Growing up in suburban Milwaukee, just north of Wisconsin State Fair Park in the 1950’s, Paul had no idea what “that noise” was all about that he heard several times a year. Finally, through prodding by friends of his parents, he was taken to several Thursday night modified stock car races on the old quarter-mile dirt track that was in the infield of the one-mile oval -and he was hooked.

The first Milwaukee Mile event that he attended was the 1959 Rex Mays Classic won by Johnny Thomson in the pink Racing Associates lay-down Offy built by the legendary Lujie Lesovsky. After the 100-miler Gohde got the winner’s autograph in the pits, something he couldn’t do when he saw Hank Aaron hit a home run at County Stadium, and, again, he was hooked.

Paul began attending the Indianapolis 500 in 1961, and saw A. J. Foyt’s first Indy win. He began covering races in 1965 for Racing Wheels newspaper in Vancouver, WA as a reporter/photographer and his first credentialed race was Jim Clark’s historic Indy win.Paul has also done reporting, columns and photography for Midwest Racing News since the mid-sixties, with the 1967 Hoosier 100 being his first big race to report for them.

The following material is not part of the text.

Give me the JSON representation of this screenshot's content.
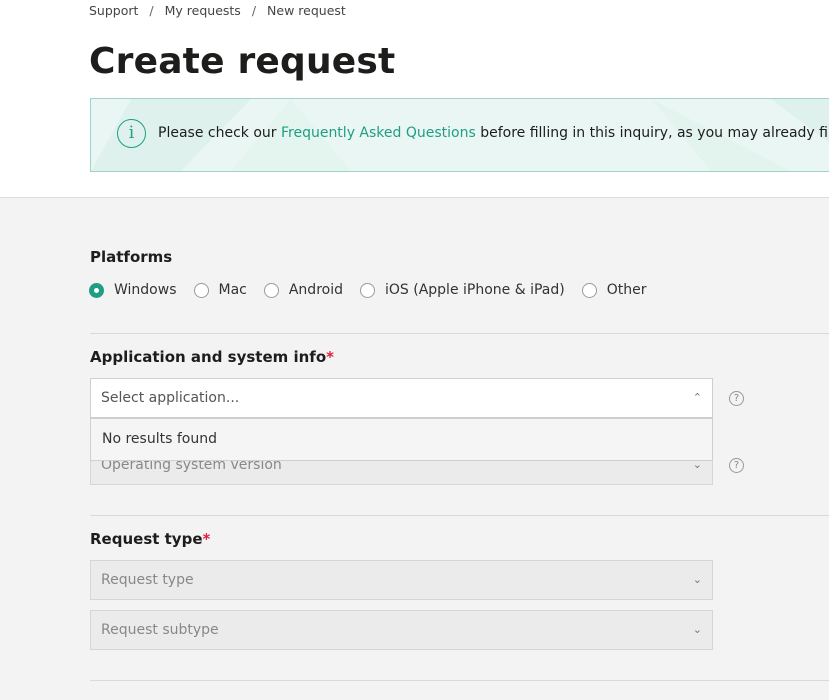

He is a retired middle-grade teacher, an avid collector of vintage racing memorabilia, and a tour guide at Miller Park. Paul loves to explore abandoned race tracks both here and in Europe, with the Brooklands track in Weybridge England being his favorite. Married to Paula, they have three adult children and two cats.

Paul loves the diversity of all types of racing, “a factor that got me hooked in the first place.”